▸ Aim of the exercise
Return the whole of the data exactly.

++++++++++

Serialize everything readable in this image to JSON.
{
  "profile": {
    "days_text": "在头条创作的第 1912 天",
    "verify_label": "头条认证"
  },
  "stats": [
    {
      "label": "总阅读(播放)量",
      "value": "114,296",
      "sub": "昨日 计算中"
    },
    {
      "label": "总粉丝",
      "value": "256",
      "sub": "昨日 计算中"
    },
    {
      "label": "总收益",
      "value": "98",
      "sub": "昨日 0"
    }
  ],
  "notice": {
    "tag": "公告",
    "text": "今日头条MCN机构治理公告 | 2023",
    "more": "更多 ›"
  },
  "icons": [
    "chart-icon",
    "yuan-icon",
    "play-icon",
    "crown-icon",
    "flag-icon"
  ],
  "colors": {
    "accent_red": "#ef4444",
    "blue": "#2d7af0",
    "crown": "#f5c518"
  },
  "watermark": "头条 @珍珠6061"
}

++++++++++

▸ Result of the exercise
Serialize everything readable in this image to JSON.
{
  "profile": {
    "days_text": "在头条创作的第 1912 天",
    "verify_label": "头条认证"
  },
  "stats": [
    {
      "label": "总阅读(播放)量",
      "value": "114,296",
      "sub": "昨日 计算中"
    },
    {
      "label": "总粉丝",
      "value": "256",
      "sub": "昨日 计算中"
    },
    {
      "label": "总收益",
      "value": "98",
      "sub": "昨日 0"
    }
  ],
  "notice": {
    "tag": "公告",
    "text": "今日头条MCN机构治理公告 | 2023",
    "more": "更多 ›"
  },
  "icons": [
    "chart-icon",
    "yuan-icon",
    "play-icon",
    "crown-icon",
    "flag-icon"
  ],
  "colors": {
    "accent_red": "#ef4444",
    "blue": "#2d7af0",
    "crown": "#f5c518"
  },
  "watermark": "头条 @珍珠6061"
}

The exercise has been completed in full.